The Turki case demonstrates that Saudi Arabia doesn't just willfully ignore rape; it seems to tacitly endorse it. To be sure, most Muslims do not believe that rape and slavery are authentic aspects of civilized Islamic culture. That the Saudi government would discount such offenses should insult devout Muslims – and the US.
It is outrageous that the State Department felt it necessary to send the attorney general of Colorado to explain the simple fact that, in the US, when one person rapes another, the assailant goes to prison. It is a bad sign for American democracy when the US government officially allows an absolute monarch to question a US court decision.
On the one hand, there is Pakistan's government, which is dealing with the threat of a popular uprising staged by the country's many extremist militias. Yet in spite of this, the government has had the courage to rebuke Islamic extremism and institute critical reforms dealing with the rights of women.
On the other hand, there is the stable Saudi monarchy, which has faced no serious threat of an extremist uprising in many years. The only entity preventing the emergence of women's rights in Saudi Arabia is the Saudi monarchy itself.
Year after year, the Saudi government has promised to enact reforms to elevate the status of women, but year after year, the State Department reports that the kingdom has made little, if any, progress.
Simply put, Saudi Arabia has not reformed because it does not want to make reforms.
It must be understood that today's war is on two fronts: The first is a battle against terrorism, and the second is a battle against ideology.
Fanatical ideology drives Muslim terrorists – not the other way around. Saudi Arabia's abhorrent position on the rape of women, and women's rights in general, are indicators of the country's general ideology. Until the Saudi monarchy changes its stance on these issues, the US has no good reason to consider Saudi Arabia a true ally.
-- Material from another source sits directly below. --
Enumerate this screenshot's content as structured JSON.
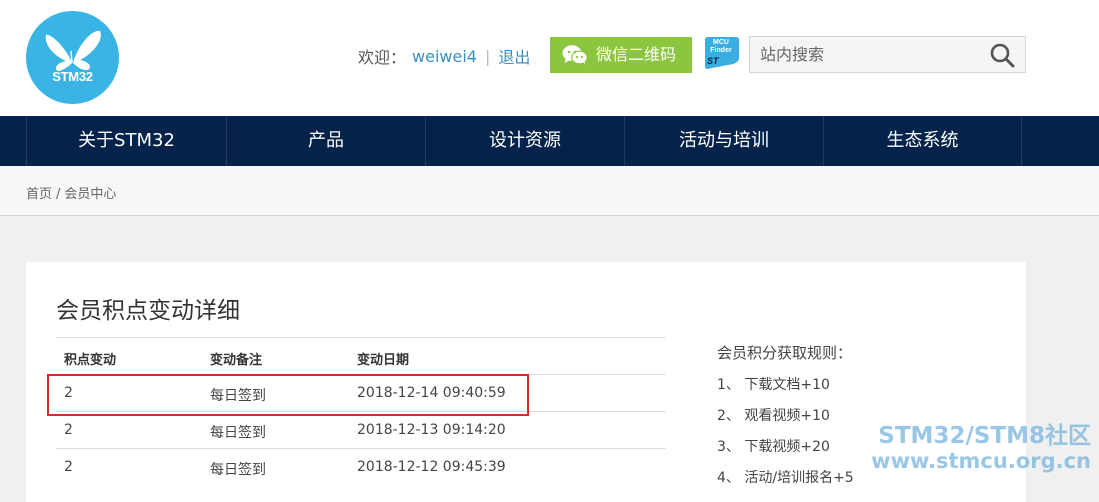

• Matthew Mainen is a policy analyst at the Institute for Gulf Affairs.